Today, California's participation in the new Mega Millions multistate lottery game is expected to produce a $170 million jackpot, the second-largest lottery jackpot in state history. If no one wins in the 12-state drawing tonight, Tuesday's Mega Millions jackpot likely will top $200 million - exceeding the California record of $193 million from the SuperLotto game in February 2002.
"This (Mega Millions) game is not a month old. We figured we still would be educating people about the game," Gutierrez said Thursday. "Instead, we find ourselves with this life-altering jackpot. We didn't think we would see a jackpot this big this quickly."

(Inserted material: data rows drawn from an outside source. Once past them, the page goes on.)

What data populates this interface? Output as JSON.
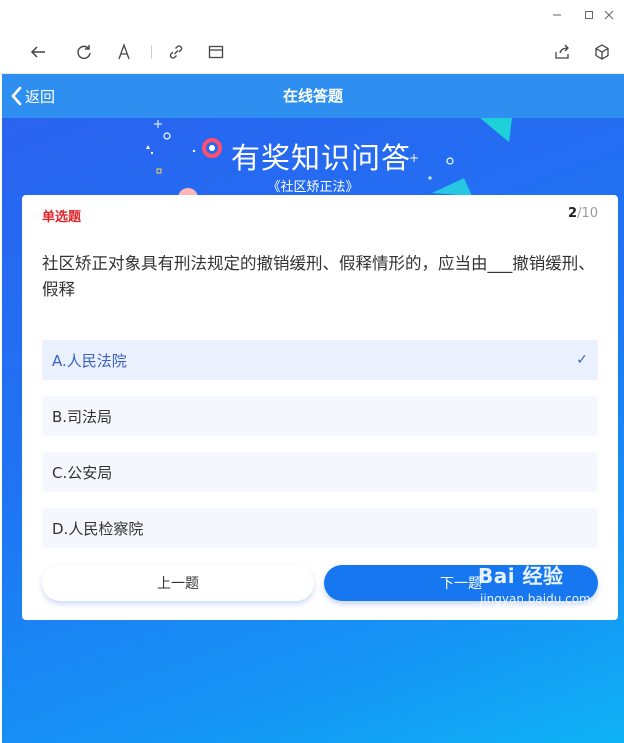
{
  "window": {
    "controls": [
      "minimize-icon",
      "maximize-icon",
      "close-icon"
    ]
  },
  "toolbar": {
    "icons": [
      "back-arrow-icon",
      "refresh-icon",
      "text-size-icon",
      "link-icon",
      "window-icon",
      "share-icon",
      "cube-icon"
    ]
  },
  "header": {
    "back_label": "返回",
    "title": "在线答题"
  },
  "banner": {
    "title": "有奖知识问答",
    "subtitle": "《社区矫正法》"
  },
  "question": {
    "type": "单选题",
    "current": "2",
    "total": "/10",
    "text": "社区矫正对象具有刑法规定的撤销缓刑、假释情形的，应当由___撤销缓刑、假释",
    "options": [
      {
        "label": "A.人民法院",
        "selected": true
      },
      {
        "label": "B.司法局",
        "selected": false
      },
      {
        "label": "C.公安局",
        "selected": false
      },
      {
        "label": "D.人民检察院",
        "selected": false
      }
    ],
    "check_glyph": "✓"
  },
  "navigation": {
    "prev_label": "上一题",
    "next_label": "下一题"
  },
  "watermark": {
    "main": "Bai 经验",
    "sub": "jingyan.baidu.com"
  },
  "colors": {
    "header_bg": "#2f8ff0",
    "accent": "#1677f0",
    "question_type": "#e0262d",
    "selected_text": "#3b62c4"
  }
}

State lottery officials began selling tickets for Mega Millions on June 22, hyping the Tuesday and Friday drawings for ushering in a new era of bigger and bigger payouts. The largest prize in Mega Millions history was $363 million five years ago.
In their first eight Mega Millions drawings, Californians bought $37 million in tickets. During the same period, $97 million was spent on drawings for California's Wednesday and Saturday SuperLotto Plus.

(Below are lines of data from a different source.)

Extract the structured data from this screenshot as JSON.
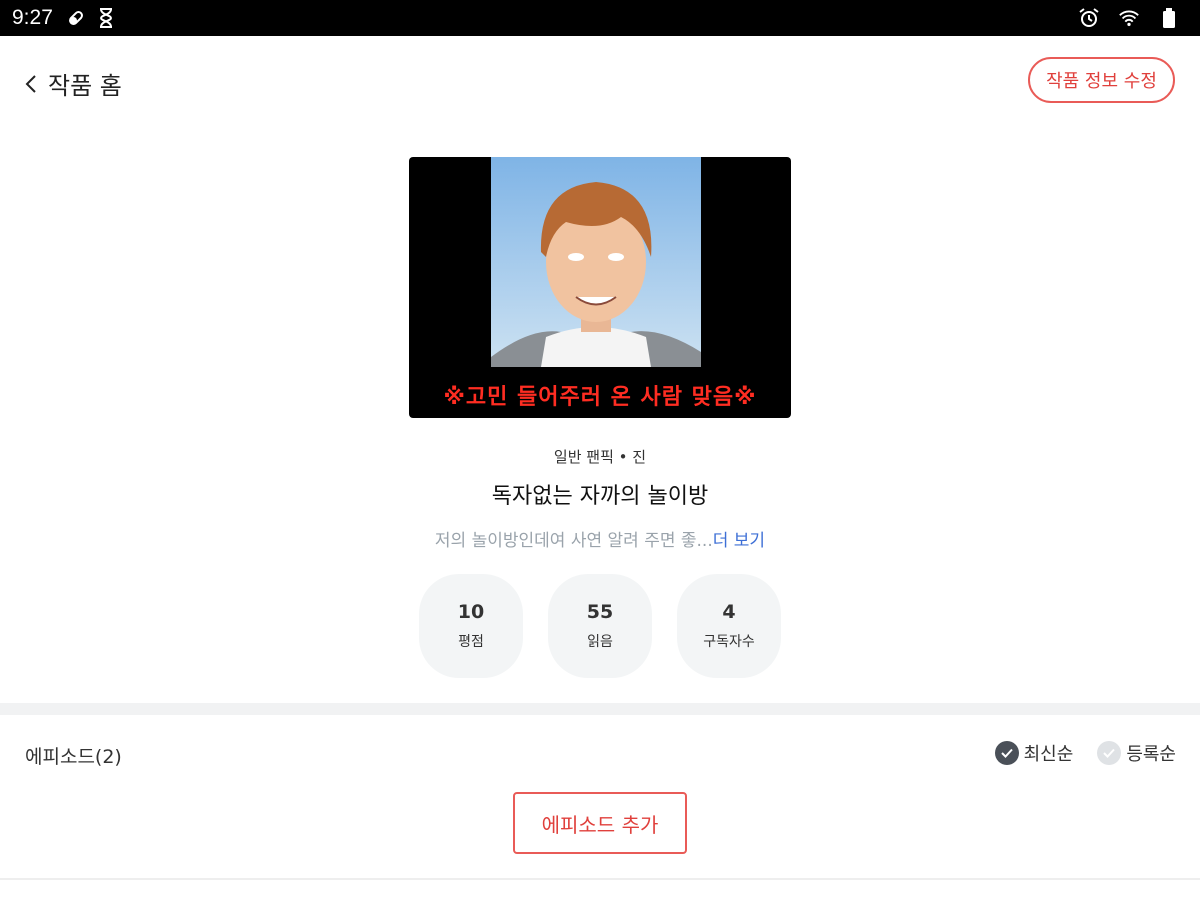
{
  "status_bar": {
    "time": "9:27",
    "icons": [
      "pill-icon",
      "hourglass-icon",
      "alarm-icon",
      "wifi-icon",
      "battery-icon"
    ]
  },
  "header": {
    "back_label": "작품 홈",
    "edit_button": "작품 정보 수정"
  },
  "cover": {
    "caption": "※고민 들어주러 온 사람 맞음※"
  },
  "work": {
    "genre": "일반 팬픽 • 진",
    "title": "독자없는 자까의 놀이방",
    "description": "저의 놀이방인데여 사연 알려 주면 좋...",
    "more_label": "더 보기"
  },
  "stats": [
    {
      "value": "10",
      "label": "평점"
    },
    {
      "value": "55",
      "label": "읽음"
    },
    {
      "value": "4",
      "label": "구독자수"
    }
  ],
  "episodes": {
    "label": "에피소드(2)",
    "sort_latest": "최신순",
    "sort_registered": "등록순",
    "active_sort": "latest",
    "add_button": "에피소드 추가"
  },
  "colors": {
    "accent": "#e95b57",
    "link": "#3d6fd6",
    "stat_bg": "#f3f5f6"
  }
}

The big Mega Millions jackpot comes as lottery officials announced Thursday record sales of more than $3.3 billion in tickets for lottery games for the fiscal year ending June 30. The sales total was $425 million over the previous year.

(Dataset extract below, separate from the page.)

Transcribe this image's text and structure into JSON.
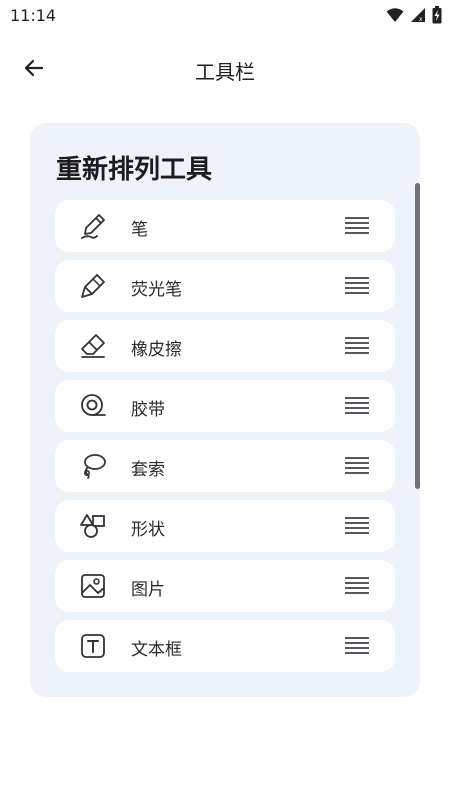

Gutierrez credited the increase to a surge in sales for the lottery's more than 60 Scratchers games after a decision by the Lottery Commission to fatten the prize pool for the games.
Lottery fever - and a vast array of games - lured David Bolt, 63, an Army veteran and retired postal worker, to the 7-Eleven store on Sacramento's Arden Way on Thursday. Bolt bought five Mega Millions tickets and then pointed to a glass case full of Scratchers tickets like a kid selecting treats at a candy store.
"I'll take two of these, four of these, two of these, two of these and three of these," he said to the store clerk, buying Big Spin tickets and Scratcher games, including $19 Million Spectacular, Diamond Jubilee, California Cash and 30 Grand.
Mega Millions is the newest feature in his lottery portfolio.
"I think it's a good idea. Why not play it every time?" Bolt said. "I might as well have the chance to win."
At Lichine's Liquor and Deli in Sacramento's South Land Park, one of the leading lottery sales outlets in California, every customer sitting at the deli tables Thursday afternoon was filling out a Mega Millions form or had just bought tickets for the game.
"I think playing the Lotto was a long shot, but this one (Mega Millions) is astronomical," said Rosa Shumacher, a retired administrative assistant from Elk Grove who buys a handful of $1 lottery tickets a week. "But I'll play it. Four dollars a week is not too much to pay for an extraordinary long shot."
The reality is that the odds of winning the Mega Millions jackpot are about one in 176 million. SuperLotto is a safer bet - with one winner for every 41.4 million tickets sold.
Still, that didn't discourage Edward Lockhart, 69, a retired photographer, from buying five Mega Million quick picks and musing: "If I hit it, I'll buy about 320 new digital cameras.
"Then, I'll go on a photo safari in Africa," he said. "And then Brazil. I love Brazil. I guess I'll just love life until I kick the bucket."
Such daydreaming continues to worry anti-gambling activists who are suing to stop the Mega Millions game in California.
"The bigger the jackpot, the lesser your odds. It's the equivalent of being struck by lightning six times," said Fred Jones, an attorney for the Coalition Against Gambling Expansion. "A lot of people lining up for tickets are the people who can least afford to lose."
The Sacramento-based organization sued the California Lottery Commission and acting director Gutierrez on July 6, charging that the lottery illegally entered the multistate game without legislative approval.
The Mega Millions game is made up of lottery players in California, New York, Texas, Georgia, Illinois, Maryland, Massachusetts, Michigan, Virginia, New Jersey, Ohio and Washington.
Over the course of a year, the Mega Millions game is expected to produce 18 jackpots bigger than $100 million and four exceeding $200 million, Gutierrez said.
Since California joined Mega Millions, nine Californians have won or shared prizes ranging from $211,307 to $407,668 for selecting five of five numbers - but not the extra Mega Number to trigger the jackpot.
Thirty-four percent of lottery revenues goes to public education. The 2004-05 ticket sales will produce $1.16 billion for elementary, junior high and high schools, community colleges, the California State University and University of California systems and other educational programs. The largest share - estimated at $793 million - will go to K-12 schools, accounting for 1.4 percent of the budget.
"The lottery is not a solution to education funding," said California schools Superintendent Jack O'Connell, "but every nickel and dime helps."